What the task requires | Where the records below show the word "this" in a line, please copy that line.

[Data about app and page elements]
BEGIN

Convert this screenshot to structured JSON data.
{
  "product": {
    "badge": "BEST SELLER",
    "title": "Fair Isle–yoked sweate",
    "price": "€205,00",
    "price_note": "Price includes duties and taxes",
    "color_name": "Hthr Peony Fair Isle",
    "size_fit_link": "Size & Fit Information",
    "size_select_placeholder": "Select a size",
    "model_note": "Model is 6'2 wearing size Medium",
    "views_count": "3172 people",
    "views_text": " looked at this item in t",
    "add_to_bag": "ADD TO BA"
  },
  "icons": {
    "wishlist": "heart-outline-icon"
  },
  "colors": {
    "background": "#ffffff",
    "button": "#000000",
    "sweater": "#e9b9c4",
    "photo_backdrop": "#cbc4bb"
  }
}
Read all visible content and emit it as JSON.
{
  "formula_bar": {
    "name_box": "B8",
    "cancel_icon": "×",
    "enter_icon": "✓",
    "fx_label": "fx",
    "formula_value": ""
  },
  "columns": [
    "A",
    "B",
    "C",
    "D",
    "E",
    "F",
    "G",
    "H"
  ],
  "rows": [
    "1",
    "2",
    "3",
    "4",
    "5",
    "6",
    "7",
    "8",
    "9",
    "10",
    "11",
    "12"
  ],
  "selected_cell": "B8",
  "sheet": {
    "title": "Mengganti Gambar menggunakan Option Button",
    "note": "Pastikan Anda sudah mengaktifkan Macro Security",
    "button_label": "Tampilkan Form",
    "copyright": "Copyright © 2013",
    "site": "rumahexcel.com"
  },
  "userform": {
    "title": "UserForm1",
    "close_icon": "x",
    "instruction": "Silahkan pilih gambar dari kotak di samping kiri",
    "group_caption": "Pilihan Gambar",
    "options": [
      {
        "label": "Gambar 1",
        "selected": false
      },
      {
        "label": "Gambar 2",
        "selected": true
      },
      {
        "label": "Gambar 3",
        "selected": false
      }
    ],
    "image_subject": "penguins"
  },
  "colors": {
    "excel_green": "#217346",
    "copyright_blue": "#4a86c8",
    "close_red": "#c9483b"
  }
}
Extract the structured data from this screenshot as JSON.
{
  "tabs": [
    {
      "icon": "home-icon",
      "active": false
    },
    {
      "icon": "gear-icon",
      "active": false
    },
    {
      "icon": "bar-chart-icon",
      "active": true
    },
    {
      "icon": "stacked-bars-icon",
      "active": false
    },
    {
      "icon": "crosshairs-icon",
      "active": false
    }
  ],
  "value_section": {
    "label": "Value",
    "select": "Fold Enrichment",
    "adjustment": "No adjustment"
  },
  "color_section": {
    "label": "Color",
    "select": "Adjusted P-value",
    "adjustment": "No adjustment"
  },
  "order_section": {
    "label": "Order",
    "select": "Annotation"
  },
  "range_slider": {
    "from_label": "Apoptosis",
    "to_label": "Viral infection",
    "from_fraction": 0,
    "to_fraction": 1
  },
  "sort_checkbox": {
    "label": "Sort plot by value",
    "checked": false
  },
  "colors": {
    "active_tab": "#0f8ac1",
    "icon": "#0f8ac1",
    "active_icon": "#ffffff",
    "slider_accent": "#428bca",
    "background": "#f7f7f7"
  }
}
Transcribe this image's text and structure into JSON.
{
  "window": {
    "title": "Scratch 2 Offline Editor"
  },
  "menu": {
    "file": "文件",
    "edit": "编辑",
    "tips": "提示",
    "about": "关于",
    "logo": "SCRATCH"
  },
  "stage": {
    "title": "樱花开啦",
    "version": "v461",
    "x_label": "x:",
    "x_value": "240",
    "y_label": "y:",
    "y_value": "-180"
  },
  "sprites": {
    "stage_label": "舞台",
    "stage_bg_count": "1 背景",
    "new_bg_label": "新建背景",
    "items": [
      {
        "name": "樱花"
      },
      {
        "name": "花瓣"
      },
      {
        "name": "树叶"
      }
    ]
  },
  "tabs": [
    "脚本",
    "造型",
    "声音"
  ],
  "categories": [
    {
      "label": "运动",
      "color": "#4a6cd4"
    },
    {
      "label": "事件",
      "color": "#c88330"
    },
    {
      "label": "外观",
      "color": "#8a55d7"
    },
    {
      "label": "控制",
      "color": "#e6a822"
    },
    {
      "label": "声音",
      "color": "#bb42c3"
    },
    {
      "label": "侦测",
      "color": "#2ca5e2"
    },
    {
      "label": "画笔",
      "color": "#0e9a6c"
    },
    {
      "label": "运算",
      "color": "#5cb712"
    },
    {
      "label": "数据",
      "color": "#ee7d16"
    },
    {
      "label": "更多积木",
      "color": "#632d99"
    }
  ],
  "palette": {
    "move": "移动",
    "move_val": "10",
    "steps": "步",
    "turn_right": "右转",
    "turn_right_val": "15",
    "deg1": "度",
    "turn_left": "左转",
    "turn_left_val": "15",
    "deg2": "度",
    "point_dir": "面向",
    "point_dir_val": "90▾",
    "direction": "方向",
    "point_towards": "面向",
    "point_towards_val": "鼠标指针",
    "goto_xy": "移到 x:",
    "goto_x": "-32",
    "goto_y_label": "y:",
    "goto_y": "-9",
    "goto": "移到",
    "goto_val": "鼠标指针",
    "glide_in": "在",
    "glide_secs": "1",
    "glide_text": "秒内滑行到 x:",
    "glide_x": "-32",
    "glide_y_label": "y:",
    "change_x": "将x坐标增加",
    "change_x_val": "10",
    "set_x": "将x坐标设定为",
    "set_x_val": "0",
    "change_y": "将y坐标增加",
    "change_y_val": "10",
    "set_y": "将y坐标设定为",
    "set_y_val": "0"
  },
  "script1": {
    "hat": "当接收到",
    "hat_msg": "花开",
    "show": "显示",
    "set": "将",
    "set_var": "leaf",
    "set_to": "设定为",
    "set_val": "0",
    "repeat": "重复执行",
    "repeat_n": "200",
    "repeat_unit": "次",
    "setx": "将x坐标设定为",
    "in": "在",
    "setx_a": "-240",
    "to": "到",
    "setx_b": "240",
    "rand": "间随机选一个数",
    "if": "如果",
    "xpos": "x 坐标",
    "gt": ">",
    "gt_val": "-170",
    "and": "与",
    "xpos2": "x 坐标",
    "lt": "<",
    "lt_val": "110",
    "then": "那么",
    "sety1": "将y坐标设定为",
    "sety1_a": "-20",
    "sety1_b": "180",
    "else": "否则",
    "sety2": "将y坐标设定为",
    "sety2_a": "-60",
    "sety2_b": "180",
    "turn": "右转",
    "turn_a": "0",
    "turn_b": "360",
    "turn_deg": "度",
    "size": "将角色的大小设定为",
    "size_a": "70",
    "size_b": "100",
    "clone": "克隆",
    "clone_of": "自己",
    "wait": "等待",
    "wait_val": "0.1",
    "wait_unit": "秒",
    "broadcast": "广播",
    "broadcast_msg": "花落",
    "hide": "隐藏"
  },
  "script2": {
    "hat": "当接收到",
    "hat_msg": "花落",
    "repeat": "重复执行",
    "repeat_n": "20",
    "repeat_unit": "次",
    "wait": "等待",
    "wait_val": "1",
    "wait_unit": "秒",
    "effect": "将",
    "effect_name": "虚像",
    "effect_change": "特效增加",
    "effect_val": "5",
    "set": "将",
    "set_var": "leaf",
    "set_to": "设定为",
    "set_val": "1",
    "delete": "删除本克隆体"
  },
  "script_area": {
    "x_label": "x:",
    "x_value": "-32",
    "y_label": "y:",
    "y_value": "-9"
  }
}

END

Exercise result |
Convert this screenshot to structured JSON data.
    "views_text": " looked at this item in t",
Extract the structured data from this screenshot as JSON.
Transcribe this image's text and structure into JSON.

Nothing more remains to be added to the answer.